# Task statement
Pull out every line below that contains the word "bodies".

# Data shown
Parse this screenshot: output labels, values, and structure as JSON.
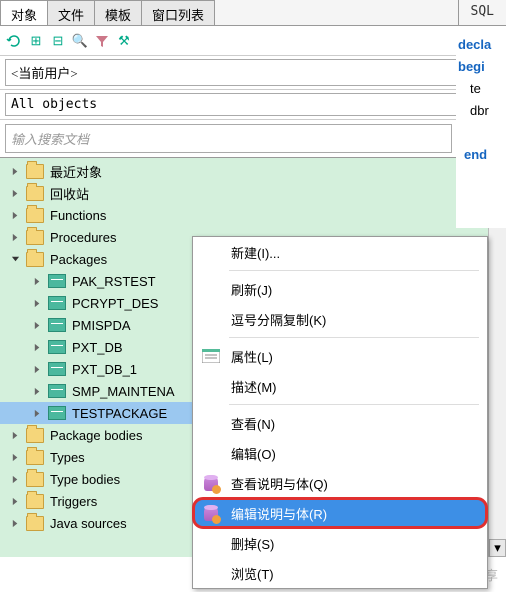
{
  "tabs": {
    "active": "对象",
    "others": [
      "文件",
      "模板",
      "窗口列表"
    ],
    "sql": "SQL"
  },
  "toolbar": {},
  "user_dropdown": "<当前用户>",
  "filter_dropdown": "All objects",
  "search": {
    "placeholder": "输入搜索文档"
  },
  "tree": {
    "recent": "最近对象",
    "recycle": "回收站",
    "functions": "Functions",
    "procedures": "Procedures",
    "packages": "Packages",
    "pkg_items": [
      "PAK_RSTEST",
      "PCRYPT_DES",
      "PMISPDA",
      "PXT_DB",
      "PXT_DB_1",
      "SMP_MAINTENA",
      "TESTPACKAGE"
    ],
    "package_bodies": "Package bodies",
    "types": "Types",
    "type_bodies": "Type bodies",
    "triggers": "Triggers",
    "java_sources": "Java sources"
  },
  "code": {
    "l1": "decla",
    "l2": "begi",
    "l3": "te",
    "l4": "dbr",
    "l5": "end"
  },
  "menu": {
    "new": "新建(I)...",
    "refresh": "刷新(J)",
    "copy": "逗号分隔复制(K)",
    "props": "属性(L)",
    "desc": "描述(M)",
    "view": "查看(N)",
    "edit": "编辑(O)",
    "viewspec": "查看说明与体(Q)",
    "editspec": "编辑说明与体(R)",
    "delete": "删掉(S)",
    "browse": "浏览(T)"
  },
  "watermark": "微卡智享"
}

# Result for this exercise
    "package_bodies": "Package bodies",
    "type_bodies": "Type bodies",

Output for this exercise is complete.